I might be dropping some spoilers here, so if you’re even slower than me be warned.  There’s quite a bit of shape-shifting here and it’s not always easy to tell who’s who.  In a kind of homage to my childhood monsters there’s vampires, werewolves, and even a Frankenstein’s monster in the series.  All of them are engaged in a constant state of combat against which the Protestant Hellsing organization stands for a stable civilization.  The Catholics are associated with Nazis along the way.  It’s a fascinating look at how an eastern culture might view the religious wars of those in the west who all go by the name “Christian.”  I think this is the genius of the series.  The friend who lent me the volumes has no declared faith, but he finds the dynamic fascinating.  Real religious fighting has made it easy for him.

The story, however, falls clearly into the generation of those without absolutes.  For someone my age a plot clearly laid out is a thing of beauty.  In college we used to argue about how absolutes might exist.  Where did they come from, and which is the strongest?  Did God make them or does God have to conform to them?  Even without the answers, the fact that absolutes existed was assumed.  Argument-driven science tells us that a theory is never proven.  Science is the best explanation we have at the moment, based on the evidence amassed.  In its own way, it has become post-modern.  Hellsing is a kind of mind-blowing work.  It will likely be a long time before I attempt another manga series.  Although I accept the po-mo premise, I still find old-fashioned fiction my favorite.

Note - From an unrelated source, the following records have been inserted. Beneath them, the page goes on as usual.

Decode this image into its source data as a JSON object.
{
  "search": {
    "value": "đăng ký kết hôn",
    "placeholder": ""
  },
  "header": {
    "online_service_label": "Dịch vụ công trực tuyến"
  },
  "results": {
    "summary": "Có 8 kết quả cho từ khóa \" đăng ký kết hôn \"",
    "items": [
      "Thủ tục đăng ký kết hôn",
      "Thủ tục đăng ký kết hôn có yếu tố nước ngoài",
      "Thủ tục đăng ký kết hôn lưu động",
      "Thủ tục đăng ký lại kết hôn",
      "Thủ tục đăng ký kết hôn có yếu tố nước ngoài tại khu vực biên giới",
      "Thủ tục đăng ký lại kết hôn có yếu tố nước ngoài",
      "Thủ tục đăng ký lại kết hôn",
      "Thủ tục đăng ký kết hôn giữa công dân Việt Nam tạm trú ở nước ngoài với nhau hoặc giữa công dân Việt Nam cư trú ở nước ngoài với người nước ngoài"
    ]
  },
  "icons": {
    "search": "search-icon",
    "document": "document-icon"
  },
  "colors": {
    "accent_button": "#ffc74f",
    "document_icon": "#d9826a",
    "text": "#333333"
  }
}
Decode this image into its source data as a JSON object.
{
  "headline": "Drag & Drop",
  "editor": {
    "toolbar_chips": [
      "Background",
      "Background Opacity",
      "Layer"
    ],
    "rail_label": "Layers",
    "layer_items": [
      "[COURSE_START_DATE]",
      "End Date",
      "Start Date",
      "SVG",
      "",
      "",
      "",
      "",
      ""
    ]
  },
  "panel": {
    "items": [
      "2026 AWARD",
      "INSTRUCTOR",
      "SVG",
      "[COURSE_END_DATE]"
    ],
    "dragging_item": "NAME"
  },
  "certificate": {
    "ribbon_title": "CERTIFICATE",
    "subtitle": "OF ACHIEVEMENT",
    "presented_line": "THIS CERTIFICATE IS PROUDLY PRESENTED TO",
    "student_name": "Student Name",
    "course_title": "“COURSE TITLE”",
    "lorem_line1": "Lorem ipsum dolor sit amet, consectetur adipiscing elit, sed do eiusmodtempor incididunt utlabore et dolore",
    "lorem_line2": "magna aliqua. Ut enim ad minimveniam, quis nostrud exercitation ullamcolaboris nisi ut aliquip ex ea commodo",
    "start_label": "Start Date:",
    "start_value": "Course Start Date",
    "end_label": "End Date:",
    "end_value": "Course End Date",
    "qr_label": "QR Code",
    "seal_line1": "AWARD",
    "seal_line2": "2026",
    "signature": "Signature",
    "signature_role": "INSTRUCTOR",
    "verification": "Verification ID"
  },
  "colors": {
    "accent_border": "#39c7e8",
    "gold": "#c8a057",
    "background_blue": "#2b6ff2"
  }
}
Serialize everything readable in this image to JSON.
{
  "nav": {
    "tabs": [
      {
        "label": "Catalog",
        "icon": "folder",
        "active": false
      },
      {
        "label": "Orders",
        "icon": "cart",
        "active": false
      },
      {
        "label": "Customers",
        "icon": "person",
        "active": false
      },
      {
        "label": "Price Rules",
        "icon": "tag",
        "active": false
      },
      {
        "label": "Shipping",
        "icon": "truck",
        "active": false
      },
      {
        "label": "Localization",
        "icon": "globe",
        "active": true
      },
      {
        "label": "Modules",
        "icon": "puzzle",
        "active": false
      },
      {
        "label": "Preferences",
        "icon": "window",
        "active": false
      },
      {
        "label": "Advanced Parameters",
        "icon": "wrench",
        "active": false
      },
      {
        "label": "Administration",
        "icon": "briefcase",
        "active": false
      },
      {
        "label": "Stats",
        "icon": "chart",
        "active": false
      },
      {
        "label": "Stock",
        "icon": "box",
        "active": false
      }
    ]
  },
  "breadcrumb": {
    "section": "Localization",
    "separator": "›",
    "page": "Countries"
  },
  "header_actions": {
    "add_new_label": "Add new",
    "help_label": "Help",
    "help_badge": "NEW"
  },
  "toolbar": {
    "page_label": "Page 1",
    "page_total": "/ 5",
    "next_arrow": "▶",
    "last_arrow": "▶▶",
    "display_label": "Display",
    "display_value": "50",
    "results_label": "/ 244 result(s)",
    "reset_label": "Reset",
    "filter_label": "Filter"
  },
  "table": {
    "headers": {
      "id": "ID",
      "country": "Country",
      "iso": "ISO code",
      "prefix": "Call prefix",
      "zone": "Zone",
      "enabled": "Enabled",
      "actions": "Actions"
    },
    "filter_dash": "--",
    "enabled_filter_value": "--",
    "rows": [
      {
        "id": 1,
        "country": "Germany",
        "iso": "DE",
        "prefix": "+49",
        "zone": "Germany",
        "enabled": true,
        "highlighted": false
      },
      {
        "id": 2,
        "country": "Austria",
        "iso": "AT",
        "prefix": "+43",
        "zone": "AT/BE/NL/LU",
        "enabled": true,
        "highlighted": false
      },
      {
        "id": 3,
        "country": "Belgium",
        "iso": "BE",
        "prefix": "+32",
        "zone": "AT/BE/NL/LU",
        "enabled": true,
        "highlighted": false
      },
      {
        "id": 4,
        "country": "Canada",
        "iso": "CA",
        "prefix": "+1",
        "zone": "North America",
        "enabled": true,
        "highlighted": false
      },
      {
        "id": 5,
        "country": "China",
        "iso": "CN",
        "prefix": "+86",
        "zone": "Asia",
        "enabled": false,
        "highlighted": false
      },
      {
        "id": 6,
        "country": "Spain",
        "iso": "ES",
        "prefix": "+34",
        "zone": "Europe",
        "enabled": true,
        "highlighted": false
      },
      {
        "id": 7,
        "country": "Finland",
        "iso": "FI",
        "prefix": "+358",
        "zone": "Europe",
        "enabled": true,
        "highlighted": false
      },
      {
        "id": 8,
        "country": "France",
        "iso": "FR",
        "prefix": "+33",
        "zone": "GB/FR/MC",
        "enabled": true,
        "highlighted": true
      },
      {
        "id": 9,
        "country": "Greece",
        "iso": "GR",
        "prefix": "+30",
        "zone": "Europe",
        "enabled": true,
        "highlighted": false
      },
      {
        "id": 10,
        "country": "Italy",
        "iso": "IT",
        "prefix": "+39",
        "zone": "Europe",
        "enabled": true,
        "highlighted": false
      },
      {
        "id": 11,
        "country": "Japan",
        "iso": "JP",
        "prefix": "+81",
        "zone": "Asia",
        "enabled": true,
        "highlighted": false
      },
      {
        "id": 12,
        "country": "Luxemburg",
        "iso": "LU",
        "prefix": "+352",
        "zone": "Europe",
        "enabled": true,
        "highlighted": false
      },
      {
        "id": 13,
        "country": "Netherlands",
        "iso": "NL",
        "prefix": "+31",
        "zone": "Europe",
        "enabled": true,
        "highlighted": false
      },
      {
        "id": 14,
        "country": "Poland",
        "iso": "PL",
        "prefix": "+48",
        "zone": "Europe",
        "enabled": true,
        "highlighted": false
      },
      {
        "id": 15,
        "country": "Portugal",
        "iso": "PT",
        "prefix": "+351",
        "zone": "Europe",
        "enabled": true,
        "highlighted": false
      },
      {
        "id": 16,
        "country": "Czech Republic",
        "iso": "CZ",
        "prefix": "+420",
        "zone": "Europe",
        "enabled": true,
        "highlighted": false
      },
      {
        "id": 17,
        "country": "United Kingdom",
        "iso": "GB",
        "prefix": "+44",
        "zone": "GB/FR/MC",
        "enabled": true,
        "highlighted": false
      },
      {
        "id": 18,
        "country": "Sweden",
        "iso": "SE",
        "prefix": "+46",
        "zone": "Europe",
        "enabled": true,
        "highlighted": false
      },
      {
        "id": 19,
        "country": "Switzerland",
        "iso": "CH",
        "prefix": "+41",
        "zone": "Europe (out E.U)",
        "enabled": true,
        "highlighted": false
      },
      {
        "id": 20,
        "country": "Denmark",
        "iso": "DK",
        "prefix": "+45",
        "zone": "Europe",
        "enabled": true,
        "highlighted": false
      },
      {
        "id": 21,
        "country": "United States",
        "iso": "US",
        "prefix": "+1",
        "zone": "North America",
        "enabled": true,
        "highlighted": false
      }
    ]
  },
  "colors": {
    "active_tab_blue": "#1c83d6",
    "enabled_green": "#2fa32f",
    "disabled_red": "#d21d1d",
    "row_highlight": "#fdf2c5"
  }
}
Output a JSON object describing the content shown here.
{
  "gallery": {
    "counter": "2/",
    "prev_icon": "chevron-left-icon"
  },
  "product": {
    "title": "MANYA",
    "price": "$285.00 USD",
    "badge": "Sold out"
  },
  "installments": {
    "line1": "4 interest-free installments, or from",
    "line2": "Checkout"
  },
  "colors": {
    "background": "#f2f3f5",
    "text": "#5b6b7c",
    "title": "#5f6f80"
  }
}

Read Ban

Someone in the Greenville County Library doesn’t get out much. The LA Times reported this week that a surprised parent got a look at Alan Moore’s Neonomicon, a graphic novel that her child was reading, and went to the library to get it banned. There is a perverse kind of logic to this. The 14-year-old minor checked the book out from the adult section. The story doesn’t say why, but anyone familiar with H. P. Lovecraft would immediately see the familiarity of the title to his fictional Necronomicon. And anyone wanting to read that is surely above the age of innocence. As a result of this imbroglio another book has been banned. As the parent of a teenager I understand concerns about reading material, but then I know that graphic novels can be, well, quite graphic. I know because I read.

I’m currently reading a fascinating book about religious aspects of comic books. Many of us grew up with comics, and anyone who’s read some psychology knows that people are very much image-oriented. Even our Bibles for children are heavily illustrated—often with drawings nearly as far from reality as those of an Alan Moore story. Adults raised on comic books have been enticed back with such novels as The Watchmen— something that looks like maybe kids are the intended readership, but they’re not. The only way for adults to know is to read. (That, and to consider that the movie version of The Watchmen scored a solid R rating. That little itch should be telling you something.) But reading literature has fallen out of fashion.

While waiting for my bus home one day I decided to take the more local route because the bus was still at the gate when I arrived at the Port Authority. This is a longer ride, but with any luck it might get me home ten minutes earlier. When I asked a woman if I might sit next to her, and I began pulling out my book, she said, “you’re that guy that reads.” Guilty as charged. As I wait for the express bus, I spend the time with a book. Until she said that I never considered that almost nobody else does. Forget the days of earnest looking men, faces hidden behind newspapers, passing the commute by reading. Now it’s all ages and genders, holding electronic devices. Not that I’m surprised. People are visually oriented, after all. But I immediately recognized Moore’s nod to H. P. Lovecraft in naming his novel Neonomicon. I think I might have an idea of what to expect if I were ever to read it. It is, however, far easier to ban books than to take the time to read.